The moral of the story: I may have to increase my time spent thrifting and  increase my allowance budget. Just sayin’. 😉

Shameless plug/awesome deal: last week I bought a sweet chalkboard wall sticker (that’s 6′ long! that you can cut up into awesome shapes!) from Eversave. If you use my link to sign up, you get a free $5 to spend and can get one too for just $10! Check it out here. Deal valid until 3/25.


Adding Words to Artwork (in which I attempt to minimize the amount of times I freak out per day)

If you’ve ever met me in person, you would probably place me in the category of “moderately well-adjusted.”

I have you all fooled.

What’s really happening under the surface is that I’m thinking about how to avoid attracting attention to myself or worrying that I (heaven forbid) might actually have to talk on the phone at my real job or reminding myself not to mouth my words when thinking and walking down the hallway (it’s awkward when you meet someone while doing that).

So the other day I created a little reminder that things aren’t quite as bad as they often seem to be.

I started with this piece of nondescript fake woodland scenery from the upper right quadrant of our gallery wall.

gallery wall for a grown up

I scored it at the motherland, aka the thrift store, for a mere $.25, so I felt no remorse for defacing it.

Also, it came with a super swell plastic frame with fake wood grain.

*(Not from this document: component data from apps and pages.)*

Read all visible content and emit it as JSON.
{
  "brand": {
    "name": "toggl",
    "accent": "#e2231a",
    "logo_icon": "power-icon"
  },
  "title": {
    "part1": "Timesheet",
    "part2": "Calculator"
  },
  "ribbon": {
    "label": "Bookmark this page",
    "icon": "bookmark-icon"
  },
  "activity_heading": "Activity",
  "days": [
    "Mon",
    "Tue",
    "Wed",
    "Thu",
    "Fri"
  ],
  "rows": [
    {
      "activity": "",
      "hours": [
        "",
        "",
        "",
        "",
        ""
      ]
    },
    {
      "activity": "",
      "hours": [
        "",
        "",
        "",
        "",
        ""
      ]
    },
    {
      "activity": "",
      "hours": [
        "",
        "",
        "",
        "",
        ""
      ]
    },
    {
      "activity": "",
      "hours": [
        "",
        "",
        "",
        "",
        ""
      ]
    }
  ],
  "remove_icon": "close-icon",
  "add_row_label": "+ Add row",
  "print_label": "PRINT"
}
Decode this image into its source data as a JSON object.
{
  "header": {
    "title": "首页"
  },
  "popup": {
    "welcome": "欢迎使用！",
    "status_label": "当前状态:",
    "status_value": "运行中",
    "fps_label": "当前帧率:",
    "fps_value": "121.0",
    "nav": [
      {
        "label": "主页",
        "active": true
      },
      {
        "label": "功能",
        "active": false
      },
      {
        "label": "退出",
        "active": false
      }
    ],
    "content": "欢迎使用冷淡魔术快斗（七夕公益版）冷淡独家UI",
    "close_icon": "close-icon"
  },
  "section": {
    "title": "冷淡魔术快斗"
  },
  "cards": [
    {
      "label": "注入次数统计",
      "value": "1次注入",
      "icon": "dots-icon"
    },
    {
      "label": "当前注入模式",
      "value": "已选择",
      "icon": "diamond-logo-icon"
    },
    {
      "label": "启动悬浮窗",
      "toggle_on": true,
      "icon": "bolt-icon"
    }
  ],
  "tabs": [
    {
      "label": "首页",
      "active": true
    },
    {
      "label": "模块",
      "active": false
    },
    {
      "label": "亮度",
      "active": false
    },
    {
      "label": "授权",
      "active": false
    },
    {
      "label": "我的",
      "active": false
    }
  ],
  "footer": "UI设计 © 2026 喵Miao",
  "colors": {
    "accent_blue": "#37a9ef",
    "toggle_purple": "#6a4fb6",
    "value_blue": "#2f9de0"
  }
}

I just had to point that out.

It is Well lettering on artwork

I cut out some letters from white cardstock and lightly glued them smack dab in the center of the scenery. I then slathered on the mod podge, which actually matched the gloss and fake brushed texture of the rest of the painting remarkably well.

Oh, and I was very careful to center everything just so…I used a tape measure and everything.

Nothing negates the phrase “it is well” more than off-centeredness.

mod podge paper letters onto artwork

Oh, and the phrase comes from my sixth or seventh favorite hymn. Cutting out all of the letters from my favorite hymn, “Praise ye the Lord, the Almighty, the King of Creation,” seemed like a rather daunting task so I took the easy route.

mod podge paper letters onto artwork

Yes, it’s sort of crafty looking, and it is a bit of a cheesy reminder, but it works. For the most part.


The only better reminder I could think of was getting this phrase tattooed on my head, and Ken nixed that idea right off the bat. So there’s that.

And yes, I know that sometimes all is not well, not well at all. But God is in control, so therefore, this message is very, very true.

Sappiness over and out… *drops microphone.*